Next month sees a new wine event launched in London as Business France brings winemakers and producers from all regions of France together for the first VIN event – billed as a one stop opportunity for buyers to see what trends and styles are now possible in still arguably the world’s most influential wine producing country. To help set the scene The Buyer talks to leading buyers and importers who will be taking part in VIN to ask them why France is such an important country for their businesses.
The VIN tasting takes place in London on February 2 at the Royal Horticultural Halls between 10am and 5pm. To register and for more details click here.
To help better understand what buyers are looking for from different French wine regions we talk to four leading players:
- Amy Merriman-McGhee, direct shipments, associate director, Charles Taylor Agencies.
- Cécile Lavaud-White, managing director, Les Producteurs & Vignerons de France.
- Thibault Lavergne, founder, Wine Story.
- Daniel Lambert, managing director, Daniel Lambert Wines.
Why do you champion French Wines in particular?
Amy Merriman-McGhee: French wines are classic and full of character plus there is such breadth in quality, style and price that you can always find the right wine to quench your thirst.
Cécile Lavaud-White: We are one of very few French wine specialist companies in the UK and we cover all the key regions. The diversity of French wines in terms of style and across the different price points is very exciting we are finding that customers are looking for both classic wine appellations and also looking to list lesser known grape varieties and appellations.
Daniel Lambert: France remains the “go to” wine producing country for many UK consumers. Due to its combination of wines across many different price points. With a diversity of styles and regions, both classics and “lesser known” areas. We firmly believe that there are still a multitude of varietals, and regions that are yet to be discovered by UK consumers. French wines are also the UK consumers first choice in the premium and super premium sectors.
Thibault Lavergne: As a French native it is natural, of course, but also no other wine country has the same variety and diversity of style of wines and budget. There is French wines for every taste, cuisine and budget.
What are the hurdles for a producer trying to get into the UK market?
Merriman-McGhee: Brexit has posed a new challenge to producers wanting to import to the UK. Much of the legislation around importing requirements has now been finalised, however producers are still faced with a larger administrative burden compared to before, as well as additional import costs.
Lavaud-White: It’s a very mature market that is highly competitive and French wine ranges have been squeezed to make space for the ever-expanding wine regions across the world.
Lambert: Finding the right route to market, lack of knowledge of the UK market, failure to invest in building distribution. Not being prepared to grant exclusivity to your UK agent.
Lavergne: A massive competition between the number of importers and the diversity of the offer in the UK market.
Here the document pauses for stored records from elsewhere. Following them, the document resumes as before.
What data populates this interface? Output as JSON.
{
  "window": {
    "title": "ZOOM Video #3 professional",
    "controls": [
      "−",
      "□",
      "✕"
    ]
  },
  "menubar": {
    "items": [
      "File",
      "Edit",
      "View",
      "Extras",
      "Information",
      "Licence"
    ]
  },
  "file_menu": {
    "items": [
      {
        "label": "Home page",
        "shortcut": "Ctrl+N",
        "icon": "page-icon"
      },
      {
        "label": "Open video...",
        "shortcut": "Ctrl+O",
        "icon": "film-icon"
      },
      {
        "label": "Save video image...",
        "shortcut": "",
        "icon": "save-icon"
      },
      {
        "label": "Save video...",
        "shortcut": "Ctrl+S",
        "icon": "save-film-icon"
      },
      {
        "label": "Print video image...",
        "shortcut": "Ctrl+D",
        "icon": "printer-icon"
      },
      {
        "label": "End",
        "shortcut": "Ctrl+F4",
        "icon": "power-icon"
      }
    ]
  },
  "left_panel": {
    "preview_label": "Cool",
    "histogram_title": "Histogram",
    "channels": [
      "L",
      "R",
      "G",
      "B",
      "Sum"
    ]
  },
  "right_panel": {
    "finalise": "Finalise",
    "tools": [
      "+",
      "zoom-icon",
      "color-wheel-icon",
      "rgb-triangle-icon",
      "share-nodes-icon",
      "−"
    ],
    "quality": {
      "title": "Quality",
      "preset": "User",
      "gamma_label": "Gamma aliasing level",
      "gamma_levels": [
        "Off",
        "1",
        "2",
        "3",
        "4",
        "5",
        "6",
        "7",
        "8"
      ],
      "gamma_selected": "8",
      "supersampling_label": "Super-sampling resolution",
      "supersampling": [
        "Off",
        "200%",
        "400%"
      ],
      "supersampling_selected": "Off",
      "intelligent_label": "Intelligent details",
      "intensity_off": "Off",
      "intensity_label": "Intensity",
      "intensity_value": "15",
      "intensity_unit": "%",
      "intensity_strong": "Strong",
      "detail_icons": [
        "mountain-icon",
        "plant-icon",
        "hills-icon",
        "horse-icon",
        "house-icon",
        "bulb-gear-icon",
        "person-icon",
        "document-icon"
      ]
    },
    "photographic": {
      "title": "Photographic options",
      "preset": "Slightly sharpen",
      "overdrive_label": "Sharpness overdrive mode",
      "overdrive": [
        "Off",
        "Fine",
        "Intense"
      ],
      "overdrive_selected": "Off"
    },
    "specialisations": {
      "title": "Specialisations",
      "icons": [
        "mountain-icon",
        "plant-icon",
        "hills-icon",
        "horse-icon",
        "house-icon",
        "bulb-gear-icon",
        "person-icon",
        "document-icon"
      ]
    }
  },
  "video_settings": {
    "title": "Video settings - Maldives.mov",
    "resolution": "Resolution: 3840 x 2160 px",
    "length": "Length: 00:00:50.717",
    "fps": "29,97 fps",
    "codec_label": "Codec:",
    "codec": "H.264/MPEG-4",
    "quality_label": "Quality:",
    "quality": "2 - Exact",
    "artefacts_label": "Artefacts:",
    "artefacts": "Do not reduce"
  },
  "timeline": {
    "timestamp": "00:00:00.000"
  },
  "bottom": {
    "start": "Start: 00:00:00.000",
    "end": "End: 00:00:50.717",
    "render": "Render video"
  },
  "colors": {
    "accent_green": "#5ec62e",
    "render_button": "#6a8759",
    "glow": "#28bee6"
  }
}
What misconceptions do producers have about the UK market?
Merriman-McGhee: That the UK market is solely French focused, when in reality French wines are in competition with wines of similar style at potentially a lower price point from around the world.
Lavaud-White: They think French wines that are key to the domestic wine market will be as important in the UK, however, we are fortunate that our wine producers work across many export markets and understand that each market is very different.
Lambert: Don’t assume because your wine is from a well-known region, it will automatically sell in large volumes straight away. The UK market has a huge amount of wine choices available to the UK consumer across all channels. You will need to sample extensively, spend time in the UK market, and work with your importer and rely on their market knowledge, to develop sales. This is even more important if your wines are from a lesser-known region.
Lavergne: Some of the appellations are not know by the consumers.
Why do you think in person tastings are still relevant in 2023?
Merriman-McGhee: Tastings in person offer the taster the ability to have greater context, try within a range as well as discuss wines with peers. It also offers the opportunity to try wines which you may not necessarily try, or have considered if you were tasting alone.
Lavaud: After the pandemic we have found it’s even more important to get back to in person tastings. Customers are looking to refresh their ranges after a few years where they have not wanted to make big changes and an in-person tasting allows us to open up the conversation to see what works and what doesn’t work for their customers. We find that customers visit our stand at a fair for a specific wine they are looking for and then end up also looking at other wines as its much easier to recommend wines when we understand more about a customers range and their end consumer.
Lambert: In-person tastings are still the best way to directly engage with customers. They are the best way to get the story and qualities of your wine or domaine across. Wine is a tactile product, customers like to physically engage with it, pick it up, read the label, and, of course, taste the wine.
Lavergne: Behind a wine label there is normally someone. Nothing can replace the human factor. If you forget, or don’t care about that, it means you are looking for a brand, or an industrial product which has nothing to do with a natural product like wine.
To register for the VIN tasting that takes place in London on February 2 at the Royal Horticultural Halls click here.